[Saved entries]
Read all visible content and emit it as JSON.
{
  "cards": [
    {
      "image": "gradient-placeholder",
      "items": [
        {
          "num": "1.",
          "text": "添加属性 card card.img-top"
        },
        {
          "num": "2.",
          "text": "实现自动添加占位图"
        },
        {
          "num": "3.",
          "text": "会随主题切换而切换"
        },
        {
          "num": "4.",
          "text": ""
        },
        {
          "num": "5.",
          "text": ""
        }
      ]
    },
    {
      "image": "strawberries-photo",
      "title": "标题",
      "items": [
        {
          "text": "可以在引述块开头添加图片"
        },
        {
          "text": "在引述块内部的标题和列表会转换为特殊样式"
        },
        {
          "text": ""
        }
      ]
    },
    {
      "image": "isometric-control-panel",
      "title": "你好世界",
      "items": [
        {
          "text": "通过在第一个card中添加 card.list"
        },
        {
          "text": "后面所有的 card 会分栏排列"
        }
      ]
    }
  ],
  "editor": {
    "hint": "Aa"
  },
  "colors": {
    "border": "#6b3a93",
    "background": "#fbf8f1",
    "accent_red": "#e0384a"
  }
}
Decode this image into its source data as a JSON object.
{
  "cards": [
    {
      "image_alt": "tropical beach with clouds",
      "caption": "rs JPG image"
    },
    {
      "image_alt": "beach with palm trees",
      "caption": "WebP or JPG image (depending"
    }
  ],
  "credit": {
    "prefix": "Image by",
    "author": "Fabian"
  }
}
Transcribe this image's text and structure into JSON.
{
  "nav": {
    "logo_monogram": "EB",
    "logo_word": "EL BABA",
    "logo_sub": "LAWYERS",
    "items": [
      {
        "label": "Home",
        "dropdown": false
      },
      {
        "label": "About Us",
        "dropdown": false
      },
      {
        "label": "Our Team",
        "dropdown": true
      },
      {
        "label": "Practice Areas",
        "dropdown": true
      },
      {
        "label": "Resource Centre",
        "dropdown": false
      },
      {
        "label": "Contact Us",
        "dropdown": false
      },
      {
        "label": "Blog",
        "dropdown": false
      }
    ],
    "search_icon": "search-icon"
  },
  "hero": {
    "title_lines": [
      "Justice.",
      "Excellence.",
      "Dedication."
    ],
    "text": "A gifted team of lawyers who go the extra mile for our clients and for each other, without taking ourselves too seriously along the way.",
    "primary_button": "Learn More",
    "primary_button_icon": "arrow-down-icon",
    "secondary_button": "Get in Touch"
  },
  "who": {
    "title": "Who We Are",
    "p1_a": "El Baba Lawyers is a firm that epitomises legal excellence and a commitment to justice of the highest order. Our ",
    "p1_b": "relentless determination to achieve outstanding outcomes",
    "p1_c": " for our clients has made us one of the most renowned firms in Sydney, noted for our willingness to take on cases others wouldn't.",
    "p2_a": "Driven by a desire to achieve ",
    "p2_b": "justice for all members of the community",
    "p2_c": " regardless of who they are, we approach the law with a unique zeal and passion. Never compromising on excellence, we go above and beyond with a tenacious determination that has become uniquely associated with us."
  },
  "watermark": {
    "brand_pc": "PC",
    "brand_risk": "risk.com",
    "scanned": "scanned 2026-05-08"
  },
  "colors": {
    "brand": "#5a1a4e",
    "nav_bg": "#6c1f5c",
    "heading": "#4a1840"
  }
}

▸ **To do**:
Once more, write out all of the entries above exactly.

▸ **Answer to the exercise**:
Read all visible content and emit it as JSON.
{
  "cards": [
    {
      "image": "gradient-placeholder",
      "items": [
        {
          "num": "1.",
          "text": "添加属性 card card.img-top"
        },
        {
          "num": "2.",
          "text": "实现自动添加占位图"
        },
        {
          "num": "3.",
          "text": "会随主题切换而切换"
        },
        {
          "num": "4.",
          "text": ""
        },
        {
          "num": "5.",
          "text": ""
        }
      ]
    },
    {
      "image": "strawberries-photo",
      "title": "标题",
      "items": [
        {
          "text": "可以在引述块开头添加图片"
        },
        {
          "text": "在引述块内部的标题和列表会转换为特殊样式"
        },
        {
          "text": ""
        }
      ]
    },
    {
      "image": "isometric-control-panel",
      "title": "你好世界",
      "items": [
        {
          "text": "通过在第一个card中添加 card.list"
        },
        {
          "text": "后面所有的 card 会分栏排列"
        }
      ]
    }
  ],
  "editor": {
    "hint": "Aa"
  },
  "colors": {
    "border": "#6b3a93",
    "background": "#fbf8f1",
    "accent_red": "#e0384a"
  }
}
Decode this image into its source data as a JSON object.
{
  "cards": [
    {
      "image_alt": "tropical beach with clouds",
      "caption": "rs JPG image"
    },
    {
      "image_alt": "beach with palm trees",
      "caption": "WebP or JPG image (depending"
    }
  ],
  "credit": {
    "prefix": "Image by",
    "author": "Fabian"
  }
}
Transcribe this image's text and structure into JSON.
{
  "nav": {
    "logo_monogram": "EB",
    "logo_word": "EL BABA",
    "logo_sub": "LAWYERS",
    "items": [
      {
        "label": "Home",
        "dropdown": false
      },
      {
        "label": "About Us",
        "dropdown": false
      },
      {
        "label": "Our Team",
        "dropdown": true
      },
      {
        "label": "Practice Areas",
        "dropdown": true
      },
      {
        "label": "Resource Centre",
        "dropdown": false
      },
      {
        "label": "Contact Us",
        "dropdown": false
      },
      {
        "label": "Blog",
        "dropdown": false
      }
    ],
    "search_icon": "search-icon"
  },
  "hero": {
    "title_lines": [
      "Justice.",
      "Excellence.",
      "Dedication."
    ],
    "text": "A gifted team of lawyers who go the extra mile for our clients and for each other, without taking ourselves too seriously along the way.",
    "primary_button": "Learn More",
    "primary_button_icon": "arrow-down-icon",
    "secondary_button": "Get in Touch"
  },
  "who": {
    "title": "Who We Are",
    "p1_a": "El Baba Lawyers is a firm that epitomises legal excellence and a commitment to justice of the highest order. Our ",
    "p1_b": "relentless determination to achieve outstanding outcomes",
    "p1_c": " for our clients has made us one of the most renowned firms in Sydney, noted for our willingness to take on cases others wouldn't.",
    "p2_a": "Driven by a desire to achieve ",
    "p2_b": "justice for all members of the community",
    "p2_c": " regardless of who they are, we approach the law with a unique zeal and passion. Never compromising on excellence, we go above and beyond with a tenacious determination that has become uniquely associated with us."
  },
  "watermark": {
    "brand_pc": "PC",
    "brand_risk": "risk.com",
    "scanned": "scanned 2026-05-08"
  },
  "colors": {
    "brand": "#5a1a4e",
    "nav_bg": "#6c1f5c",
    "heading": "#4a1840"
  }
}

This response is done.